ABU NUWAS (Abu 'Ali Hal-asan ibn Hani'al-Hakami) (c. 756-810), Arabian poet, was born in al-Ahwaz, probably about 756. His mother was a Persian, his father a soldier, a native of Damascus. He is said to have spent a year with the Arabs in the desert to gain purity of language. Settling in Baghdad he enjoyed the favour of Harlan al-Rashid and al-Amin, and died there, probably about 81o. Abu Nuwas is recognized as the greatest Arab poet of his time. Genial, cynical, immoral, he drew on all the varied life of his time for the material of his poems. In his wine-songs especially the manners of the upper classes of Baghdad are revealed. He was one of the first to ridicule the set form of the qasida (elegy) as unnatural, and has satirized this form in several poems.

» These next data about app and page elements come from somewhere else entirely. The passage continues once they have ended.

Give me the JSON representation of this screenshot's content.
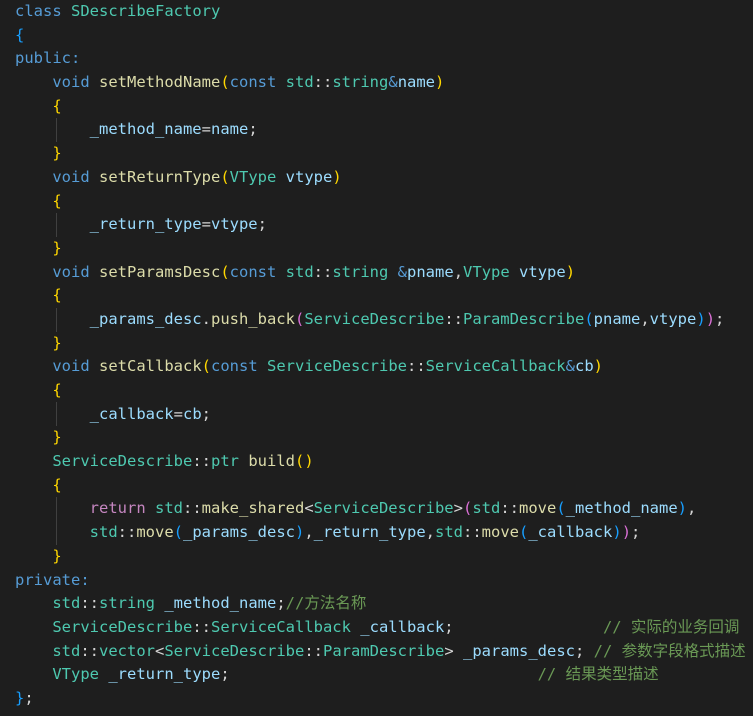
{
  "editor": {
    "language": "C++",
    "theme": "Dark+",
    "colors": {
      "background": "#1e1e1e",
      "keyword": "#569cd6",
      "type": "#4ec9b0",
      "function": "#dcdcaa",
      "variable": "#9cdcfe",
      "plain": "#d4d4d4",
      "comment": "#6a9955",
      "bracket_level_1": "#ffd700",
      "bracket_level_2": "#da70d6",
      "bracket_level_3": "#179fff",
      "control": "#c586c0"
    },
    "lines": [
      [
        {
          "t": "class ",
          "c": "kw"
        },
        {
          "t": "SDescribeFactory",
          "c": "ty"
        }
      ],
      [
        {
          "t": "{",
          "c": "b3"
        }
      ],
      [
        {
          "t": "public:",
          "c": "kw"
        }
      ],
      [
        {
          "t": "    "
        },
        {
          "t": "void ",
          "c": "kw"
        },
        {
          "t": "setMethodName",
          "c": "fn"
        },
        {
          "t": "(",
          "c": "b1"
        },
        {
          "t": "const ",
          "c": "kw"
        },
        {
          "t": "std",
          "c": "ty"
        },
        {
          "t": "::",
          "c": "pl"
        },
        {
          "t": "string",
          "c": "ty"
        },
        {
          "t": "&",
          "c": "kw"
        },
        {
          "t": "name",
          "c": "va"
        },
        {
          "t": ")",
          "c": "b1"
        }
      ],
      [
        {
          "t": "    "
        },
        {
          "t": "{",
          "c": "b1"
        }
      ],
      [
        {
          "t": "        "
        },
        {
          "t": "_method_name",
          "c": "va"
        },
        {
          "t": "=",
          "c": "pl"
        },
        {
          "t": "name",
          "c": "va"
        },
        {
          "t": ";",
          "c": "pl"
        }
      ],
      [
        {
          "t": "    "
        },
        {
          "t": "}",
          "c": "b1"
        }
      ],
      [
        {
          "t": "    "
        },
        {
          "t": "void ",
          "c": "kw"
        },
        {
          "t": "setReturnType",
          "c": "fn"
        },
        {
          "t": "(",
          "c": "b1"
        },
        {
          "t": "VType ",
          "c": "ty"
        },
        {
          "t": "vtype",
          "c": "va"
        },
        {
          "t": ")",
          "c": "b1"
        }
      ],
      [
        {
          "t": "    "
        },
        {
          "t": "{",
          "c": "b1"
        }
      ],
      [
        {
          "t": "        "
        },
        {
          "t": "_return_type",
          "c": "va"
        },
        {
          "t": "=",
          "c": "pl"
        },
        {
          "t": "vtype",
          "c": "va"
        },
        {
          "t": ";",
          "c": "pl"
        }
      ],
      [
        {
          "t": "    "
        },
        {
          "t": "}",
          "c": "b1"
        }
      ],
      [
        {
          "t": "    "
        },
        {
          "t": "void ",
          "c": "kw"
        },
        {
          "t": "setParamsDesc",
          "c": "fn"
        },
        {
          "t": "(",
          "c": "b1"
        },
        {
          "t": "const ",
          "c": "kw"
        },
        {
          "t": "std",
          "c": "ty"
        },
        {
          "t": "::",
          "c": "pl"
        },
        {
          "t": "string ",
          "c": "ty"
        },
        {
          "t": "&",
          "c": "kw"
        },
        {
          "t": "pname",
          "c": "va"
        },
        {
          "t": ",",
          "c": "pl"
        },
        {
          "t": "VType ",
          "c": "ty"
        },
        {
          "t": "vtype",
          "c": "va"
        },
        {
          "t": ")",
          "c": "b1"
        }
      ],
      [
        {
          "t": "    "
        },
        {
          "t": "{",
          "c": "b1"
        }
      ],
      [
        {
          "t": "        "
        },
        {
          "t": "_params_desc",
          "c": "va"
        },
        {
          "t": ".",
          "c": "pl"
        },
        {
          "t": "push_back",
          "c": "fn"
        },
        {
          "t": "(",
          "c": "b2"
        },
        {
          "t": "ServiceDescribe",
          "c": "ty"
        },
        {
          "t": "::",
          "c": "pl"
        },
        {
          "t": "ParamDescribe",
          "c": "ty"
        },
        {
          "t": "(",
          "c": "b3"
        },
        {
          "t": "pname",
          "c": "va"
        },
        {
          "t": ",",
          "c": "pl"
        },
        {
          "t": "vtype",
          "c": "va"
        },
        {
          "t": ")",
          "c": "b3"
        },
        {
          "t": ")",
          "c": "b2"
        },
        {
          "t": ";",
          "c": "pl"
        }
      ],
      [
        {
          "t": "    "
        },
        {
          "t": "}",
          "c": "b1"
        }
      ],
      [
        {
          "t": "    "
        },
        {
          "t": "void ",
          "c": "kw"
        },
        {
          "t": "setCallback",
          "c": "fn"
        },
        {
          "t": "(",
          "c": "b1"
        },
        {
          "t": "const ",
          "c": "kw"
        },
        {
          "t": "ServiceDescribe",
          "c": "ty"
        },
        {
          "t": "::",
          "c": "pl"
        },
        {
          "t": "ServiceCallback",
          "c": "ty"
        },
        {
          "t": "&",
          "c": "kw"
        },
        {
          "t": "cb",
          "c": "va"
        },
        {
          "t": ")",
          "c": "b1"
        }
      ],
      [
        {
          "t": "    "
        },
        {
          "t": "{",
          "c": "b1"
        }
      ],
      [
        {
          "t": "        "
        },
        {
          "t": "_callback",
          "c": "va"
        },
        {
          "t": "=",
          "c": "pl"
        },
        {
          "t": "cb",
          "c": "va"
        },
        {
          "t": ";",
          "c": "pl"
        }
      ],
      [
        {
          "t": "    "
        },
        {
          "t": "}",
          "c": "b1"
        }
      ],
      [
        {
          "t": "    "
        },
        {
          "t": "ServiceDescribe",
          "c": "ty"
        },
        {
          "t": "::",
          "c": "pl"
        },
        {
          "t": "ptr ",
          "c": "ty"
        },
        {
          "t": "build",
          "c": "fn"
        },
        {
          "t": "()",
          "c": "b1"
        }
      ],
      [
        {
          "t": "    "
        },
        {
          "t": "{",
          "c": "b1"
        }
      ],
      [
        {
          "t": "        "
        },
        {
          "t": "return ",
          "c": "ctl"
        },
        {
          "t": "std",
          "c": "ty"
        },
        {
          "t": "::",
          "c": "pl"
        },
        {
          "t": "make_shared",
          "c": "fn"
        },
        {
          "t": "<",
          "c": "pl"
        },
        {
          "t": "ServiceDescribe",
          "c": "ty"
        },
        {
          "t": ">",
          "c": "pl"
        },
        {
          "t": "(",
          "c": "b2"
        },
        {
          "t": "std",
          "c": "ty"
        },
        {
          "t": "::",
          "c": "pl"
        },
        {
          "t": "move",
          "c": "fn"
        },
        {
          "t": "(",
          "c": "b3"
        },
        {
          "t": "_method_name",
          "c": "va"
        },
        {
          "t": ")",
          "c": "b3"
        },
        {
          "t": ",",
          "c": "pl"
        }
      ],
      [
        {
          "t": "        "
        },
        {
          "t": "std",
          "c": "ty"
        },
        {
          "t": "::",
          "c": "pl"
        },
        {
          "t": "move",
          "c": "fn"
        },
        {
          "t": "(",
          "c": "b3"
        },
        {
          "t": "_params_desc",
          "c": "va"
        },
        {
          "t": ")",
          "c": "b3"
        },
        {
          "t": ",",
          "c": "pl"
        },
        {
          "t": "_return_type",
          "c": "va"
        },
        {
          "t": ",",
          "c": "pl"
        },
        {
          "t": "std",
          "c": "ty"
        },
        {
          "t": "::",
          "c": "pl"
        },
        {
          "t": "move",
          "c": "fn"
        },
        {
          "t": "(",
          "c": "b3"
        },
        {
          "t": "_callback",
          "c": "va"
        },
        {
          "t": ")",
          "c": "b3"
        },
        {
          "t": ")",
          "c": "b2"
        },
        {
          "t": ";",
          "c": "pl"
        }
      ],
      [
        {
          "t": "    "
        },
        {
          "t": "}",
          "c": "b1"
        }
      ],
      [
        {
          "t": "private:",
          "c": "kw"
        }
      ],
      [
        {
          "t": "    "
        },
        {
          "t": "std",
          "c": "ty"
        },
        {
          "t": "::",
          "c": "pl"
        },
        {
          "t": "string ",
          "c": "ty"
        },
        {
          "t": "_method_name",
          "c": "va"
        },
        {
          "t": ";",
          "c": "pl"
        },
        {
          "t": "//方法名称",
          "c": "cm"
        }
      ],
      [
        {
          "t": "    "
        },
        {
          "t": "ServiceDescribe",
          "c": "ty"
        },
        {
          "t": "::",
          "c": "pl"
        },
        {
          "t": "ServiceCallback ",
          "c": "ty"
        },
        {
          "t": "_callback",
          "c": "va"
        },
        {
          "t": ";                ",
          "c": "pl"
        },
        {
          "t": "// 实际的业务回调",
          "c": "cm"
        }
      ],
      [
        {
          "t": "    "
        },
        {
          "t": "std",
          "c": "ty"
        },
        {
          "t": "::",
          "c": "pl"
        },
        {
          "t": "vector",
          "c": "ty"
        },
        {
          "t": "<",
          "c": "pl"
        },
        {
          "t": "ServiceDescribe",
          "c": "ty"
        },
        {
          "t": "::",
          "c": "pl"
        },
        {
          "t": "ParamDescribe",
          "c": "ty"
        },
        {
          "t": "> ",
          "c": "pl"
        },
        {
          "t": "_params_desc",
          "c": "va"
        },
        {
          "t": "; ",
          "c": "pl"
        },
        {
          "t": "// 参数字段格式描述",
          "c": "cm"
        }
      ],
      [
        {
          "t": "    "
        },
        {
          "t": "VType ",
          "c": "ty"
        },
        {
          "t": "_return_type",
          "c": "va"
        },
        {
          "t": ";                                 ",
          "c": "pl"
        },
        {
          "t": "// 结果类型描述",
          "c": "cm"
        }
      ],
      [
        {
          "t": "}",
          "c": "b3"
        },
        {
          "t": ";",
          "c": "pl"
        }
      ]
    ]
  }
}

See I. Goldziher, Abhandlungen zur Arabischen Philologie (Leyden, 1896), i. pp. 145 ff. His poems were collected by several Arabian editors. One such collection (the MS. of which is now in Vienna) contains nearly 5,00o verses. His collected poems (Diwdn) have been published in Cairo (186o), in Beirut (1884) and an edition by Isma '11 al-Nabhani (Cairo, 1904). The wine-songs were edited by W. Ahlwardt under the title Diwan des Abu Nowas. i. Die Weinlieder (Greifswald, 1861).

poems and time